KUALA LUMPUR, March 9 ― The late Tan Sri Sanusi Junid had abandoned his long-time party Umno last year to form Parti Pribumi Bersatu Malaya (PPBM) along with several other former Umno leaders.
After he passed away this morning, many of his PPBM comrades have described the former minister as a principled and knowledgeable man, who was also kind, but firm.
To them, Sanusi was also considered a conduit to Umno’s successes in the past; his intellectual prowess appealed to many and drove Malays to actively join politics.
Datuk A. Kadir Jasin, a former newsman who was later appointed PPBM supreme council member, related that Sanusi was among the early intellectual Malays to join politics when he joined Umno in Negeri Sembilan as a banker.
“He was deeply knowledgeable, a walking dictionary on history, economy and politics. He read voraciously,” Kadir said, when asked to describe the late Sanusi.
“[He was also] a Muslim modernist. He was among the founders of [Muslim Youth group] Abim. A storyteller per excellence. An unconventional politician and administrator.”
Meanwhile PPBM strategic bureau chief Datuk Rais Hussin praised him Sanusi as a valiant fighter for truth and justice for the people and the nation.
“[He was] very fatherly with his narrative telling of the real history behind the scenes in Malaysian politics and personally learnt so much from his lectures and discussions,” Rais said, relating that Sanusi was even present at Pakatan Harapan’s manifesto launch last night.
PPBM Youth chief, Syed Saddiq Syed Abdul Rahman concurred with Rais, pointing out that Sanusi was “an exemplary father-like figure” for young leaders in PPBM.
“He was soft-spoken, yet witty. Kind, yet firm … Even during our last conversation about a month ago, he was a walking Wikipedia,” Syed Saddiq told Malay Mail, referring to the online encyclopedia.
“[He was] a library of knowledge. He could share the exact date or time of a historical event which illuminates our nation.”
PPBM information chief Datuk Kamaruddin Nor said he first knew Sanusi back in the 1970s when they both were part of Abim’s pioneers, and related Sanusi’s role in forming Shamelin ― a cooperative society for the poor Malays to partake in the country's booming economy then.
“Under his stewardship the co-operative society has grown to become one amongst the big national societies it is today.

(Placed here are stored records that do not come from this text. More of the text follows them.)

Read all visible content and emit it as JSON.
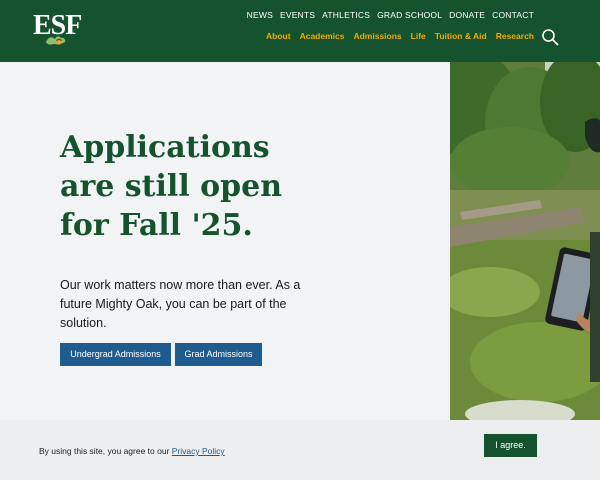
{
  "header": {
    "logo_text": "ESF",
    "utility_nav": [
      "NEWS",
      "EVENTS",
      "ATHLETICS",
      "GRAD SCHOOL",
      "DONATE",
      "CONTACT"
    ],
    "main_nav": [
      "About",
      "Academics",
      "Admissions",
      "Life",
      "Tuition & Aid",
      "Research"
    ],
    "search_icon": "search-icon"
  },
  "hero": {
    "headline": "Applications are still open for Fall '25.",
    "subtext": "Our work matters now more than ever. As a future Mighty Oak, you can be part of the solution.",
    "cta_undergrad": "Undergrad Admissions",
    "cta_grad": "Grad Admissions"
  },
  "cookie": {
    "text": "By using this site, you agree to our",
    "link": "Privacy Policy",
    "agree": "I agree."
  },
  "colors": {
    "brand_green": "#14532d",
    "accent_gold": "#f2a900",
    "button_blue": "#1e5b8e"
  }
}
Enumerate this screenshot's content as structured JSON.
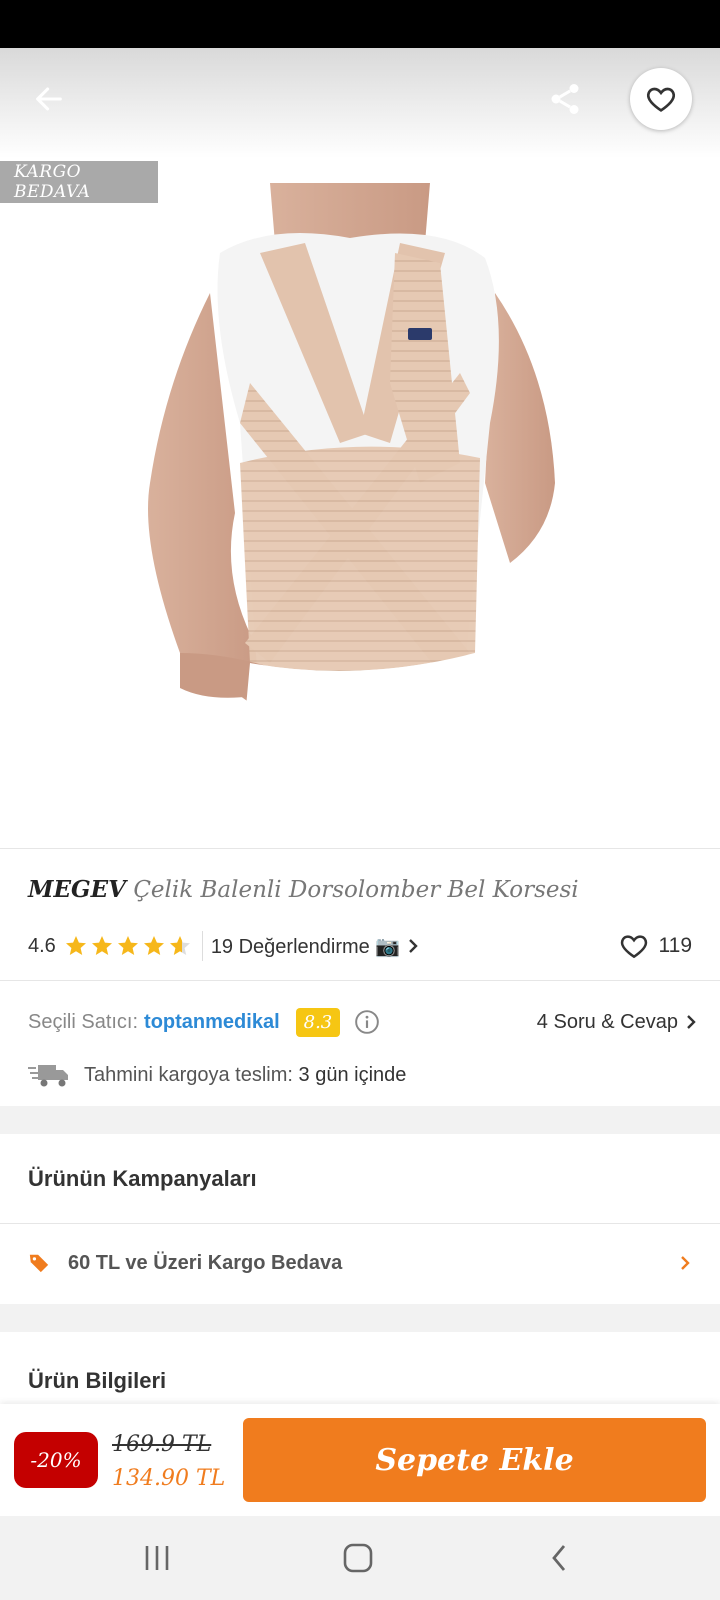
{
  "header": {
    "back_icon": "arrow-left-icon",
    "share_icon": "share-icon",
    "favorite_icon": "heart-outline-icon"
  },
  "hero": {
    "badge": "KARGO BEDAVA",
    "image_subject": "product-photo"
  },
  "product": {
    "brand": "MEGEV",
    "title": "Çelik Balenli Dorsolomber Bel Korsesi",
    "rating": "4.6",
    "rating_stars": 4.6,
    "reviews_label": "19 Değerlendirme 📷",
    "likes_count": "119"
  },
  "seller": {
    "label": "Seçili Satıcı:",
    "name": "toptanmedikal",
    "score": "8.3",
    "qa_label": "4 Soru & Cevap"
  },
  "shipping": {
    "label": "Tahmini kargoya teslim:",
    "value": "3 gün içinde"
  },
  "campaigns": {
    "title": "Ürünün Kampanyaları",
    "items": [
      {
        "label": "60 TL ve Üzeri Kargo Bedava"
      }
    ]
  },
  "info": {
    "title": "Ürün Bilgileri"
  },
  "purchase": {
    "discount": "-20%",
    "old_price": "169.9 TL",
    "new_price": "134.90 TL",
    "cart_label": "Sepete Ekle"
  },
  "colors": {
    "accent": "#f07c1e",
    "seller_link": "#2d8ad6",
    "discount": "#c40000",
    "score": "#f6c613",
    "star": "#f6b71a"
  }
}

But he made his mark in politics more than in others,” he said, relating Sanusi’s appointment as minister and then Kedah mentri besar.
The former Umno politician was appointed minister of regional and rural development in 1981 and later minister of agriculture in 1986. He later served Kedah between 1996 and 1999.
“He was a man of ideas some of which were ahead of his time. Partly due to that he was no stranger to controversy,” Kamaruddin said.
“The family may have lost a son. I have lost a brother and a friend. PPBM suffers a loss of its staunchest supporter.”
Sanusi passed away early this morning just before the Subuh prayer time. He was 74.
He will be buried at the Bukit Kiara Muslim Cemetery today.